[Website and app data records]

━━━━━━━━━━━━━━━━

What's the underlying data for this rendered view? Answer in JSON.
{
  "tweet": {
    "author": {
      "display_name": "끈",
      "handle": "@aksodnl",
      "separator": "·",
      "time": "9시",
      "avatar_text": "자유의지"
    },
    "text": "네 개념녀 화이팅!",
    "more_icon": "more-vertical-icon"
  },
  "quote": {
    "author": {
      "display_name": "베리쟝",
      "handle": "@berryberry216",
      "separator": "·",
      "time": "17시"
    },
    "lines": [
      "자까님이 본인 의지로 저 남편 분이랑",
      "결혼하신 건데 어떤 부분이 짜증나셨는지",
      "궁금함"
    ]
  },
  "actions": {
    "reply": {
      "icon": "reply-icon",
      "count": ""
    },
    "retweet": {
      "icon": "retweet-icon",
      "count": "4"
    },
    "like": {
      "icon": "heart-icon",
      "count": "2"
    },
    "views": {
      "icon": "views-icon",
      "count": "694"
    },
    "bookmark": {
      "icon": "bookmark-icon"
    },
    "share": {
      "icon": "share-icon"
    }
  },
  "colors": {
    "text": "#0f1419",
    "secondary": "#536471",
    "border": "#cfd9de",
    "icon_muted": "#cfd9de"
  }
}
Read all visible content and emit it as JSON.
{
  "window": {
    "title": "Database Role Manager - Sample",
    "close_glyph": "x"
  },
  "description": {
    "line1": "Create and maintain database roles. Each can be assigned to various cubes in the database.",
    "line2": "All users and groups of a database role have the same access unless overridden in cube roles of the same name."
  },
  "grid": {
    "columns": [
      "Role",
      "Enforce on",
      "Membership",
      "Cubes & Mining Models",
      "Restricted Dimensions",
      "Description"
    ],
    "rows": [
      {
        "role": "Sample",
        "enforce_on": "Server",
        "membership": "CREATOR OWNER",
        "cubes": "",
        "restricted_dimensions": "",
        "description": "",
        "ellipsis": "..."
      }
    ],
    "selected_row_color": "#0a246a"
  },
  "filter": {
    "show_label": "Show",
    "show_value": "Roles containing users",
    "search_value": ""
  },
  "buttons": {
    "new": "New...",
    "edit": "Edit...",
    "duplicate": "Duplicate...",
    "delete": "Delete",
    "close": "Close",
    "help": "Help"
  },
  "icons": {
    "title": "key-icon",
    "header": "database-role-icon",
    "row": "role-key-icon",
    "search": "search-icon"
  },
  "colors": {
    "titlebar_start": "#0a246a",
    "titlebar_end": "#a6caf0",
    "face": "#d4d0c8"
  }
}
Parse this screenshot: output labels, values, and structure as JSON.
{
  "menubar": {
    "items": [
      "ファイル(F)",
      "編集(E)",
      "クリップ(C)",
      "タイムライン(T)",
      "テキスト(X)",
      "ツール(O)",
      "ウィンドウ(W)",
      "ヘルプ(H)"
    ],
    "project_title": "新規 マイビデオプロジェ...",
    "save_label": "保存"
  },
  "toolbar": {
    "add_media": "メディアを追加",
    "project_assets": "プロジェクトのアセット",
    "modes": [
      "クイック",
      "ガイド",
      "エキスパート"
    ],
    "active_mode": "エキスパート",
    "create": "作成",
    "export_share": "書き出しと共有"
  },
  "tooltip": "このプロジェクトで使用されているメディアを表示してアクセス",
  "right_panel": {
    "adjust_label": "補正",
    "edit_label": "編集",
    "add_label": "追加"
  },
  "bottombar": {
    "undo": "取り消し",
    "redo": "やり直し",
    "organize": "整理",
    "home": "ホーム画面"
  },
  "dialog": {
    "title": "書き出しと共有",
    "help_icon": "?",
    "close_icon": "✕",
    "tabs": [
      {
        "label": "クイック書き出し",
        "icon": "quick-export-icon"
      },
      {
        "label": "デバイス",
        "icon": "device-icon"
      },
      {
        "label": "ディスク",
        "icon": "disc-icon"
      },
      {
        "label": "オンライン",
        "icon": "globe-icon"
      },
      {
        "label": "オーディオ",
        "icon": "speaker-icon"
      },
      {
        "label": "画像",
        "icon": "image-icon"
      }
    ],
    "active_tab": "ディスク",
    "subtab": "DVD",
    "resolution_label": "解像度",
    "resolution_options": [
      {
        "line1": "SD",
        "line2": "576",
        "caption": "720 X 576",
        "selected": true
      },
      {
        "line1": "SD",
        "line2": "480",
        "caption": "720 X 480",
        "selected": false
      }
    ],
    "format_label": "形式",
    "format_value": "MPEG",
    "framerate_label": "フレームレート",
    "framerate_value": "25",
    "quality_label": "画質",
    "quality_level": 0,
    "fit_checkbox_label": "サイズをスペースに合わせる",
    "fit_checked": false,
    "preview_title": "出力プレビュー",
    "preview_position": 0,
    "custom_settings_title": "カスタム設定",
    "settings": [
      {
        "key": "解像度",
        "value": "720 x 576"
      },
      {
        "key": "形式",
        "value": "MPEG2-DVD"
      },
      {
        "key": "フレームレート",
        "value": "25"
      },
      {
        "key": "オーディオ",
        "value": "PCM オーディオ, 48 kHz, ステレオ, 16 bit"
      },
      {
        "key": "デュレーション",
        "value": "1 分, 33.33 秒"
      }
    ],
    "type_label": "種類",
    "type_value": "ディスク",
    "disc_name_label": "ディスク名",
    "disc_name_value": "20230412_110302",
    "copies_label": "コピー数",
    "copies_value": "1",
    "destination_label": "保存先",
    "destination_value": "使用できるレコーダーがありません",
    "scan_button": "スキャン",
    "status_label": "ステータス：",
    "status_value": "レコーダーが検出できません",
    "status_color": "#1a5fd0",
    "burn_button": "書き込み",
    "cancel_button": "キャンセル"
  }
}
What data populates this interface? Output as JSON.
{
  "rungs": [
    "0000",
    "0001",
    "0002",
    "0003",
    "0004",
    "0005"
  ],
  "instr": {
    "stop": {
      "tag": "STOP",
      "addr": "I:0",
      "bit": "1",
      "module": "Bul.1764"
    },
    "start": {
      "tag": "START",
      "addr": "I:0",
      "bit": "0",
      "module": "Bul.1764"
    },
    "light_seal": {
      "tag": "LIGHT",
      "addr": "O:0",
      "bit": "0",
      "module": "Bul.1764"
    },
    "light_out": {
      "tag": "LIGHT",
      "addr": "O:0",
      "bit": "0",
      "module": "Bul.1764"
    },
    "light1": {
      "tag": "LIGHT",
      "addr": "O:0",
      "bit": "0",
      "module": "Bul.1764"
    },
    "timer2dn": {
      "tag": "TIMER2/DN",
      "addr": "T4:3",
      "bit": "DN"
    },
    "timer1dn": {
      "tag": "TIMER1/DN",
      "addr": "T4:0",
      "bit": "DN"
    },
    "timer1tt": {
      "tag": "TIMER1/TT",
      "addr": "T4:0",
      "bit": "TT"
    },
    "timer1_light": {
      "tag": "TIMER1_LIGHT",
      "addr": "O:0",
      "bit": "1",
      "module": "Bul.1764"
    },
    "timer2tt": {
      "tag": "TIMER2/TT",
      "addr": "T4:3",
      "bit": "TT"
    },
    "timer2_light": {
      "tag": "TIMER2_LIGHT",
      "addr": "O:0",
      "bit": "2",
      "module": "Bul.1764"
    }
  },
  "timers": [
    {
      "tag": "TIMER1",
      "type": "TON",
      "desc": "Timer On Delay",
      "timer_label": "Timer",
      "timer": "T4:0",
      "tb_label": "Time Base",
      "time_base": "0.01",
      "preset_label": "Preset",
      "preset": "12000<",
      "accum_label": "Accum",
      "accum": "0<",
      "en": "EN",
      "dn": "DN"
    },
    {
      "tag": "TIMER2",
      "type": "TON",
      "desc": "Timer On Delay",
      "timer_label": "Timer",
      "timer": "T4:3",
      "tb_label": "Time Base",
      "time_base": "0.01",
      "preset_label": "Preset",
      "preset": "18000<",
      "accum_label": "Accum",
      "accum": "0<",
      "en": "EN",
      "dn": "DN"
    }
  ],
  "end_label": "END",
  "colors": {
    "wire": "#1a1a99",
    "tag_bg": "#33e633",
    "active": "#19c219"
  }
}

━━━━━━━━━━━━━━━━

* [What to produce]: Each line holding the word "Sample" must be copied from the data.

* [Result for this task]:
    "title": "Database Role Manager - Sample",
        "role": "Sample",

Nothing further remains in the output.